AI Case Study

SunSelect enables greenhouse farmers to more accurately forecast their future harvests with machine learning

SunSelect leverages machine learning technology from Motorleaf to decrease harvest prediction errors. The software collects data from indoor growing conditions and identifies patterns in order to predict harvests size. SunSelect has managed to reduce its weekly prediction error by 50%.

Industry

Basic Materials

Agriculture

Project Overview

"The yield prediction system is built upon crop data—such as variety of tomato, density, etc.—and environmental data—such as light levels, temperature, and C02. This is combined with visual data, captured by several cameras deployed in the greenhouse. Finally, Motorleaf's hardware adds additional data not normally collected by greenhouses, such as RGB light spectrum. With this information, Motorleaf created a unique machine learning algorithm for SunSelect. Based on an ever-increasing amount of data captured week-by-week, the prediction generated by the system improved each week.

Initial trials of the technology since October 2017 in a 70-acre California greenhouse cultivating tomatoes demonstrated its value to farming."

Reported Results

"SunSelect reduced its error in predicting weekly tomato yield by half, resulting in significant cost savings for the grower.
As a result of the improved predictability using Motorleaf’s technology, SunSelect has since abandoned manual yield predictions in favour of Motorleaf’s algorithms."

Technology

Motorleaf created a unique machine learning algorithm for SunSelect

Function

Finance

Budgeting And Forecasting

Background

"Predicting the amount of vegetables from a harvest is currently a time-consuming process. Agronomists count samples of vegetables, leaves and flowers in a small area and that sample then serves to estimate the expected yield of the entire grow operation. Often imprecise, farmers are unsure if they will produce enough vegetables to meet contract obligations or know how much labour they will need to package their produce.

If they produce too much, farmers try to sell their perishable goods quickly at rock-bottom prices.

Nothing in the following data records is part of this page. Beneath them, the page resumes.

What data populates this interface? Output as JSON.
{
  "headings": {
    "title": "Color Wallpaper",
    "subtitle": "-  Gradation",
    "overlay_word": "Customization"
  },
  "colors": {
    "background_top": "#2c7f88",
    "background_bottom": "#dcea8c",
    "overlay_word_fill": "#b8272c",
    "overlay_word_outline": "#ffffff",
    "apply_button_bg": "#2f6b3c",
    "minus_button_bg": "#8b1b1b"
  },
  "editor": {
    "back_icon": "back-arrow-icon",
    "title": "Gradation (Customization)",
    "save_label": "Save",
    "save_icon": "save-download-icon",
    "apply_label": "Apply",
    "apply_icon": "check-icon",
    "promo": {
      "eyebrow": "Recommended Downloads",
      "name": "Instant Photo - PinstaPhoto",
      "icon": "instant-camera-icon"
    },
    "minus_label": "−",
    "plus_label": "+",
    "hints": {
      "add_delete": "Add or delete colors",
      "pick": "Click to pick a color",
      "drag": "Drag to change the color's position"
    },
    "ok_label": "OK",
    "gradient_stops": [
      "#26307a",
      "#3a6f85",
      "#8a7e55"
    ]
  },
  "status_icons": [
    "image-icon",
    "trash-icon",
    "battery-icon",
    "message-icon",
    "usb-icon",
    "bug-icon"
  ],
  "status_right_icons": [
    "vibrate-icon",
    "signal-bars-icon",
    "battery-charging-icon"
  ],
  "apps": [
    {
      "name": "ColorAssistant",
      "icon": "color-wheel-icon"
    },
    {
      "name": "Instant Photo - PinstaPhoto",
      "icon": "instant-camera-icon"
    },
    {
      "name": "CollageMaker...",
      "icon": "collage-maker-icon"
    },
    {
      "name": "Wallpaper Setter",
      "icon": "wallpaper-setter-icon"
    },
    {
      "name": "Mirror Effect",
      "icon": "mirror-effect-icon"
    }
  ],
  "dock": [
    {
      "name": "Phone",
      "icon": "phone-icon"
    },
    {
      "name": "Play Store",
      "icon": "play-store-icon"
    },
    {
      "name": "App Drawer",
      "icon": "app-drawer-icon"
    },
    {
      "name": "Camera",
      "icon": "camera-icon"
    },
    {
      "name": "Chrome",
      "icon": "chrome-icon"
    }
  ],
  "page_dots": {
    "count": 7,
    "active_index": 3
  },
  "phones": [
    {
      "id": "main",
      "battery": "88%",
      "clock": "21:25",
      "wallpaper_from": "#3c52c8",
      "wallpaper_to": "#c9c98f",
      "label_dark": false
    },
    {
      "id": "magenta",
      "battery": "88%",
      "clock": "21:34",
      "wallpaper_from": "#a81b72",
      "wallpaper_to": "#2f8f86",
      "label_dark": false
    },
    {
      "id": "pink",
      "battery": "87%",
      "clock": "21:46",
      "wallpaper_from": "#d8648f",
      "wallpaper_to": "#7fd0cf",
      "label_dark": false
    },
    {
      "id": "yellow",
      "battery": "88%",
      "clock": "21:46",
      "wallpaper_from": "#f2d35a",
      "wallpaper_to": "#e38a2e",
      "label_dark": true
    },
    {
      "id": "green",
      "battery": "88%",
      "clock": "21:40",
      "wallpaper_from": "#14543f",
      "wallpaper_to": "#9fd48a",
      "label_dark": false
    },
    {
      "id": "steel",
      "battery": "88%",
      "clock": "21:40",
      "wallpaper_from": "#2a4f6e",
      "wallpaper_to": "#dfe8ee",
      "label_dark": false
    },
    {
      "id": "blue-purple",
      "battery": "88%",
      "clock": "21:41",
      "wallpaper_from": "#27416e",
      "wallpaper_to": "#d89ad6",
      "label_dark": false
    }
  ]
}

Like most large greenhouse vegetable growers, Victor Krahn and his team struggled to match their supply and demand dynamics to produce consistent, predictable crops for retailers."

Benefits

Data

"crop data—such as variety of tomato, density, etc.—and environmental data—such as light levels, temperature, and C02. This is combined with visual data, captured by several cameras deployed in the greenhouse. "